Nat Rev Genet. 2001 Mar;2(3):196-206. doi: 10.1038/35056049.


Genome stability is of primary importance for the survival and proper functioning of all organisms. Double-stranded breaks in DNA are important threats to genome integrity because they can result in chromosomal aberrations that can affect, simultaneously, many genes, and lead to cell malfunctioning and cell death. These detrimental consequences are counteracted by two mechanistically distinct pathways of double-stranded break repair: homologous recombination and non-homologous end-joining. Recently, unexpected links between these double-stranded break-repair systems, and several human genome instability and cancer predisposition syndromes, have emerged.

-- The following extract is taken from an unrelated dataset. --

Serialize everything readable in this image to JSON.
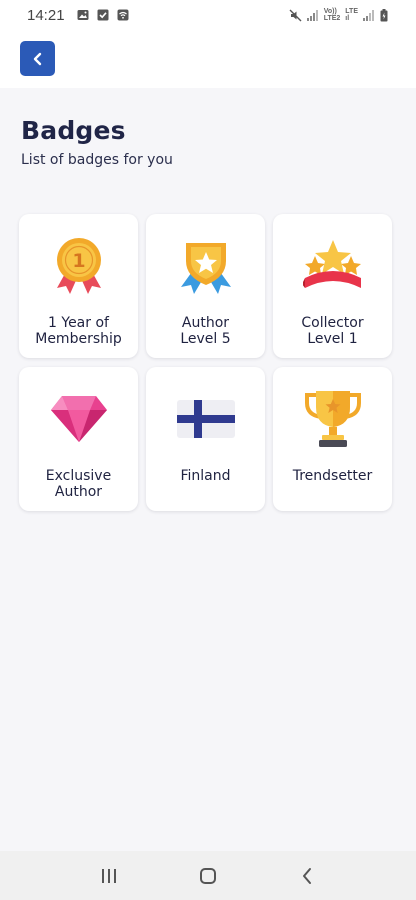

Now, interactions between both double-stranded break-repair pathways and other cellular processes, such as cell-cycle regulation and replication, are being unveiled.

Publication types

  • Research Support, Non-U.S. Gov't
  • Review

MeSH terms

  • Animals
  • Ataxia Telangiectasia / genetics
  • Avian Proteins
  • Cell Cycle / drug effects
  • Cell Cycle / radiation effects
  • Chickens
  • Chromosome Aberrations*
  • DNA / drug effects
  • DNA / physiology*
  • DNA / radiation effects
  • DNA Damage*
  • DNA Repair*
  • DNA-Binding Proteins / genetics
  • Disease Models, Animal
  • Humans
  • Immunoglobulin G / genetics
  • Mice
  • Models, Genetic
  • Mutation
  • Protein Kinases / genetics*
  • Rad51 Recombinase
  • Radiation, Ionizing
  • Recombination, Genetic
  • Syndrome


  • Avian Proteins
  • DNA-Binding Proteins
  • Immunoglobulin G
  • DNA
  • Protein Kinases
  • RAD51 protein, Gallus gallus
  • RAD51 protein, human
  • Rad51 Recombinase
  • Rad51 protein, mouse